Work order:
Scan the data below and copy each line where "subtitle" occurs.

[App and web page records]
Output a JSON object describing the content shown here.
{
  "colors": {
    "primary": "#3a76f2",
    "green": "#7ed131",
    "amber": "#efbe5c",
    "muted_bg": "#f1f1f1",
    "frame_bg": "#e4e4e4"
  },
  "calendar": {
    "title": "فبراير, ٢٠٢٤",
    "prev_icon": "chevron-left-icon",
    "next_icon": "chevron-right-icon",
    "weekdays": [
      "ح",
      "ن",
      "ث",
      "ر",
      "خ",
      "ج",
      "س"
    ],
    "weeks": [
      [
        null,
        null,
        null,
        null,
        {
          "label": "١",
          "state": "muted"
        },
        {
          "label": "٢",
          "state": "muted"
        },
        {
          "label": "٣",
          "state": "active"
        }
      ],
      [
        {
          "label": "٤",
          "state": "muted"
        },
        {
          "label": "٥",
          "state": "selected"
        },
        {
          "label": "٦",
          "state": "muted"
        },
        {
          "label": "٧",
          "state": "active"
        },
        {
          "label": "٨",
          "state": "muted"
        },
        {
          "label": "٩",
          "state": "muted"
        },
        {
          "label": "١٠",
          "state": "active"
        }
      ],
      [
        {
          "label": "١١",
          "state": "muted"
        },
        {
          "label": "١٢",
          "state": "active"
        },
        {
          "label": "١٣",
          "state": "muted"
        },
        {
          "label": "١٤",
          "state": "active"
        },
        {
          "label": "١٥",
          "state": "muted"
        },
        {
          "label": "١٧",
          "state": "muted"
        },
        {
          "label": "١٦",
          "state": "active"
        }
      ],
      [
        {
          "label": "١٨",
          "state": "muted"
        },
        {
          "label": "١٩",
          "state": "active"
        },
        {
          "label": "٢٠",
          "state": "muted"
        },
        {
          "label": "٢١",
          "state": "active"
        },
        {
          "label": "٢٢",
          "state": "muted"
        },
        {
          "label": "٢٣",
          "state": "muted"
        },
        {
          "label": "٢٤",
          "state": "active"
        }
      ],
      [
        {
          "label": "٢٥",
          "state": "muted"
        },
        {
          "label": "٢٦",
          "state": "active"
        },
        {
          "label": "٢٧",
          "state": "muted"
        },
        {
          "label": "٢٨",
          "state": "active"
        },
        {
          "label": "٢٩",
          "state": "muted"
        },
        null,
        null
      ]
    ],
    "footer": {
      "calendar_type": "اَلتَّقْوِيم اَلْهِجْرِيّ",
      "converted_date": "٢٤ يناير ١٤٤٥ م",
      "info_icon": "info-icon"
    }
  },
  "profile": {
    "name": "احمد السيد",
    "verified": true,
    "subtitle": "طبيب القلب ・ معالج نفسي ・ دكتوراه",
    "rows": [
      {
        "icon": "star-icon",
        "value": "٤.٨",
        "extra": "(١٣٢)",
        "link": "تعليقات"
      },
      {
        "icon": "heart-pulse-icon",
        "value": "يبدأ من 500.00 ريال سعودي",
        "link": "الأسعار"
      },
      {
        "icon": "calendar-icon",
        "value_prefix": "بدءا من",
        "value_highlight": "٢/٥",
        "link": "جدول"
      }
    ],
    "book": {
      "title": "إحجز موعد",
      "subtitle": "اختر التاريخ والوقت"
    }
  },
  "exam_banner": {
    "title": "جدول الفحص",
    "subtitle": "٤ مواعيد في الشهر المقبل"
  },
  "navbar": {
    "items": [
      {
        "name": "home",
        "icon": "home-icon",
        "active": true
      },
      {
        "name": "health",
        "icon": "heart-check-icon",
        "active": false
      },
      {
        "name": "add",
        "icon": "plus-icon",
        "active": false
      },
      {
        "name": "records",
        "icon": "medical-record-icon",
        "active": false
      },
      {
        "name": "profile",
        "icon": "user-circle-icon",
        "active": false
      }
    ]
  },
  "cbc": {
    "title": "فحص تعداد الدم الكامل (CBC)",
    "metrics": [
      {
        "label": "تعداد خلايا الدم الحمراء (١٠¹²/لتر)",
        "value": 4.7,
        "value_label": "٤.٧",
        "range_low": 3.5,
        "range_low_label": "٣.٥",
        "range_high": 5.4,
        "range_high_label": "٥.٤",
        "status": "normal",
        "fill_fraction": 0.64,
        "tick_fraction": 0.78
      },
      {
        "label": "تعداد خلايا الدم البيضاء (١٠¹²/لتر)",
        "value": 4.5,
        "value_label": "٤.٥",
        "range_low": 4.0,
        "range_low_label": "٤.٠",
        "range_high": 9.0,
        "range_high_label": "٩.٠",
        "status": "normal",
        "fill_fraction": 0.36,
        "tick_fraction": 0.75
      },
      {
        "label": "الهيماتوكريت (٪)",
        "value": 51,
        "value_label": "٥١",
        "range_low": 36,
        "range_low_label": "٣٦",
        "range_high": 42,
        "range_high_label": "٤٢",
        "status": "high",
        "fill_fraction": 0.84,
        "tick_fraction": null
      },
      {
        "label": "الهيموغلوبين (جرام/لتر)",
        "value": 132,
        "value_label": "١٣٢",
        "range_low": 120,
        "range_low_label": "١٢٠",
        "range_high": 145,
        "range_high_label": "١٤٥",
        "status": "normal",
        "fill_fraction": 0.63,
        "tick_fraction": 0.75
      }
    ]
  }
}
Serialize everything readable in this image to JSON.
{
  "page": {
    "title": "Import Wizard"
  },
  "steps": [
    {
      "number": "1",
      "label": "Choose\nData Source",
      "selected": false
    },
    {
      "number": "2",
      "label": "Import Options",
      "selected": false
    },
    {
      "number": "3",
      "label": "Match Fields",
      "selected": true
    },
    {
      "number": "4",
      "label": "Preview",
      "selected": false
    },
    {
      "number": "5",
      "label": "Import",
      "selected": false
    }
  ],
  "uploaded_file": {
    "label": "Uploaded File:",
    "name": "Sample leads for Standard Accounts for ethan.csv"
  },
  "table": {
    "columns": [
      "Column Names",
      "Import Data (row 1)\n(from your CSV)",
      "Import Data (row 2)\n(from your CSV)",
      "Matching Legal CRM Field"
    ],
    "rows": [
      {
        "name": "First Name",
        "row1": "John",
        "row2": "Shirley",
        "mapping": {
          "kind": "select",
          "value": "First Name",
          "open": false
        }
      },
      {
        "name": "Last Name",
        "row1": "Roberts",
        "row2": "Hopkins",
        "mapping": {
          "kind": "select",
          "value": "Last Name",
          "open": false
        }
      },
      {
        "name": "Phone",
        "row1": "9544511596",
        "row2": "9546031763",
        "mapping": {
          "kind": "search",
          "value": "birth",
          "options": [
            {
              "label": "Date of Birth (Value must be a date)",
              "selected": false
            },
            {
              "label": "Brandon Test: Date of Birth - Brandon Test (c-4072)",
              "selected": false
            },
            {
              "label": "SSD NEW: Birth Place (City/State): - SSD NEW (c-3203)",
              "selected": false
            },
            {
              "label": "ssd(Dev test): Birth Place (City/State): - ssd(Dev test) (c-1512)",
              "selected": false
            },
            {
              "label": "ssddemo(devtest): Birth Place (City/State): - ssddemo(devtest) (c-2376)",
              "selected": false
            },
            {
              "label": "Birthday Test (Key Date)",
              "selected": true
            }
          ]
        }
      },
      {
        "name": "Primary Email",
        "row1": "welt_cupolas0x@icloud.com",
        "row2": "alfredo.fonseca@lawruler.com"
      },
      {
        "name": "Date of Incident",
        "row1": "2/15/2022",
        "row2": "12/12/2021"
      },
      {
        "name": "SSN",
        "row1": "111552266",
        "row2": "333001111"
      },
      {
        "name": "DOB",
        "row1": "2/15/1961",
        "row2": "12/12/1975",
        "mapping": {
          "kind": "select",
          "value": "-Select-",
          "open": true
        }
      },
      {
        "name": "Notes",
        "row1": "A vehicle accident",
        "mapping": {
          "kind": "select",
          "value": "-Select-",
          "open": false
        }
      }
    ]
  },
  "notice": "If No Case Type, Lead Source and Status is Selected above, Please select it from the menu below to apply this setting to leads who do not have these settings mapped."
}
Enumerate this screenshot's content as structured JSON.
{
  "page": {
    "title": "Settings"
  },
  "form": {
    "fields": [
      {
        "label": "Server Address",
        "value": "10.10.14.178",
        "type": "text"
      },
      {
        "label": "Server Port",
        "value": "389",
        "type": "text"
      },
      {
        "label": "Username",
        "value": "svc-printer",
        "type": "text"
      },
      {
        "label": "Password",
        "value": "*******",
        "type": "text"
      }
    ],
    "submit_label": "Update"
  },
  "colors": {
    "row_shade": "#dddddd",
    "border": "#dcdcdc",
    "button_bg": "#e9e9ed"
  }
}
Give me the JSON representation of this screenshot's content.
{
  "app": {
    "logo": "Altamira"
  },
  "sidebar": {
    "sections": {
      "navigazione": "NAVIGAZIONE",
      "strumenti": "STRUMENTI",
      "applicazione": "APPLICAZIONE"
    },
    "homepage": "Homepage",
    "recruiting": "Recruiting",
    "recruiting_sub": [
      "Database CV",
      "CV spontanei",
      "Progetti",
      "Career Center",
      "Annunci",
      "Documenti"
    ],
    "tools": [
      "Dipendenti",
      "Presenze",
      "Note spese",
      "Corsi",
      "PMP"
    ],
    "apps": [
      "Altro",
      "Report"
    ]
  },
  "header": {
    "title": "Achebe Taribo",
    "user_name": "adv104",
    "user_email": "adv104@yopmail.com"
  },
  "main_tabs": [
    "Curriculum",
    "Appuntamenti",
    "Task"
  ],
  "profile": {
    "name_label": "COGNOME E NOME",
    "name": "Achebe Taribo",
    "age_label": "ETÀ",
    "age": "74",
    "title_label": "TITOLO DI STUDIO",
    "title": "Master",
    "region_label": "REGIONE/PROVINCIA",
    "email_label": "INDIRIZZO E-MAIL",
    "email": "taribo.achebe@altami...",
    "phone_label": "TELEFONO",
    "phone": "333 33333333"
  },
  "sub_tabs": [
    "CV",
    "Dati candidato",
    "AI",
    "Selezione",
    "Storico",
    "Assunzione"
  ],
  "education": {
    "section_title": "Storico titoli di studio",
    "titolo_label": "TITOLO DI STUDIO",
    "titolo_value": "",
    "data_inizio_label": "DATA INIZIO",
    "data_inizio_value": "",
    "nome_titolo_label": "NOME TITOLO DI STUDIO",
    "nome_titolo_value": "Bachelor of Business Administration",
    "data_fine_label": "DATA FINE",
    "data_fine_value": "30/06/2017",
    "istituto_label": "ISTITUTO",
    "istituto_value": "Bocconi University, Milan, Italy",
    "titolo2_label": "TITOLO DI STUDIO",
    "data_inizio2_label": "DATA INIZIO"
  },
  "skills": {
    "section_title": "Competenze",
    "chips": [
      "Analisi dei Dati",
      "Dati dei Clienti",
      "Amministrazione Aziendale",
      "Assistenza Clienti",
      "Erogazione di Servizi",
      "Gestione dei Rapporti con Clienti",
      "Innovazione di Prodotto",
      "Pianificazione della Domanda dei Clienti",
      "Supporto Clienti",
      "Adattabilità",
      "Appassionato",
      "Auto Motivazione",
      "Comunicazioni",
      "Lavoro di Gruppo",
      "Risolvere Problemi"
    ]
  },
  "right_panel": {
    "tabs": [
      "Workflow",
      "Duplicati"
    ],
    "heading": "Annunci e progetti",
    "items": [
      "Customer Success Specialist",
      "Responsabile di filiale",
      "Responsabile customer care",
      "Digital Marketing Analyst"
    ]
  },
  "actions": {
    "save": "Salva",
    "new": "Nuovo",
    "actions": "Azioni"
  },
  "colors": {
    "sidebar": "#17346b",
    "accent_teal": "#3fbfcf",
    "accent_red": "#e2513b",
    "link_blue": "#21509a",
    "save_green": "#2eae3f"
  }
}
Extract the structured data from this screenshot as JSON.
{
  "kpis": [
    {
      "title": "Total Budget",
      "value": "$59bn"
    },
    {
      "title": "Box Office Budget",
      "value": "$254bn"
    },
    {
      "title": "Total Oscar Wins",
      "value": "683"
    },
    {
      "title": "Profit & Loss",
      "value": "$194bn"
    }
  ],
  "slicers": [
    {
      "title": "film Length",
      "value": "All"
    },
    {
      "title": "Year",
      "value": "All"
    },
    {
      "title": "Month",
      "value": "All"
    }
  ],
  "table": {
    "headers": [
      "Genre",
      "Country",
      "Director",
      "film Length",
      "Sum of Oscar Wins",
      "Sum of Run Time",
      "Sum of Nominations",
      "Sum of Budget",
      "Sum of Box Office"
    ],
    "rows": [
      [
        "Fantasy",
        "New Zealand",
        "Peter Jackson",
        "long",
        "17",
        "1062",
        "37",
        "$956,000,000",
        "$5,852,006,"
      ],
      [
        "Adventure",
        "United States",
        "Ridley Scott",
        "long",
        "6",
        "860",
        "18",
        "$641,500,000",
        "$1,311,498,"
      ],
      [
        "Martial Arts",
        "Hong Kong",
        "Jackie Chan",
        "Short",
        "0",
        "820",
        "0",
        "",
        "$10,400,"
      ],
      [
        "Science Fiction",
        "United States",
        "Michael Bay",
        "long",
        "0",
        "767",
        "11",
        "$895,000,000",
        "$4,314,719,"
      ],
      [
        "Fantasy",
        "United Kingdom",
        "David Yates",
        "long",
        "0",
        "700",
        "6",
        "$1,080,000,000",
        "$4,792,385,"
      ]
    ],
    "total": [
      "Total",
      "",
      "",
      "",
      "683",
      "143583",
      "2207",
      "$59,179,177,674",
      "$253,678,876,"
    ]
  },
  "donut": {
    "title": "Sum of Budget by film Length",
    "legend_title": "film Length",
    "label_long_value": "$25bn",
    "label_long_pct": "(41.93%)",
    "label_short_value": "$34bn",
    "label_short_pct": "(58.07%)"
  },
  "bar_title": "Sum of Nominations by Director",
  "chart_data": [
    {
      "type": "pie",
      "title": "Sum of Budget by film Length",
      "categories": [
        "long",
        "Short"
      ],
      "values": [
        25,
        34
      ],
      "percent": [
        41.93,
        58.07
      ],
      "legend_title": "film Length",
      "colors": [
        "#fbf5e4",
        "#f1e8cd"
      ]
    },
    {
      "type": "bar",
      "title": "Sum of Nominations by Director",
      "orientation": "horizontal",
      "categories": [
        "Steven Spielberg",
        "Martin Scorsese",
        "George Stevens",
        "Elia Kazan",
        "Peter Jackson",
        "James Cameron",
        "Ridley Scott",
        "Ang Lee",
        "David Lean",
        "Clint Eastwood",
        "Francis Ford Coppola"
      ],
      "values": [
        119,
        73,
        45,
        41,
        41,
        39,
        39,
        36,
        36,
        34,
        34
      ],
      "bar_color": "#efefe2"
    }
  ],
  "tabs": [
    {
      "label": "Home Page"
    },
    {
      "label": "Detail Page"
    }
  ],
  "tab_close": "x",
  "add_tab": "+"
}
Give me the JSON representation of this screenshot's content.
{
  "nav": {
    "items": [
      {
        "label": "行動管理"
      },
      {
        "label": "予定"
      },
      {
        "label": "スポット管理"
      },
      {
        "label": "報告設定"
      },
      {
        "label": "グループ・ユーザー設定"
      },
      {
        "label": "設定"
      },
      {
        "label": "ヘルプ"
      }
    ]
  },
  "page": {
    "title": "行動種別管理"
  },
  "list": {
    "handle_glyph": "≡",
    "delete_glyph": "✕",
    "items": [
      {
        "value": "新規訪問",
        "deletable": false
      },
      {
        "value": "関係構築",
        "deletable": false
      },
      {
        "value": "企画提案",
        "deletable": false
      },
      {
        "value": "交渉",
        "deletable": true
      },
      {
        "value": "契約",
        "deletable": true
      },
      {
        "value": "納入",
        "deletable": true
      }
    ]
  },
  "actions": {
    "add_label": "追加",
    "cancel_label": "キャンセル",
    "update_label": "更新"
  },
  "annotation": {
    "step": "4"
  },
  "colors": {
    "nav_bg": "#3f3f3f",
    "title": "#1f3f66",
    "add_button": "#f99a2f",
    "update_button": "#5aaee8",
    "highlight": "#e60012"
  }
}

Response below:
    "subtitle": "طبيب القلب ・ معالج نفسي ・ دكتوراه",
      "subtitle": "اختر التاريخ والوقت"
    "subtitle": "٤ مواعيد في الشهر المقبل"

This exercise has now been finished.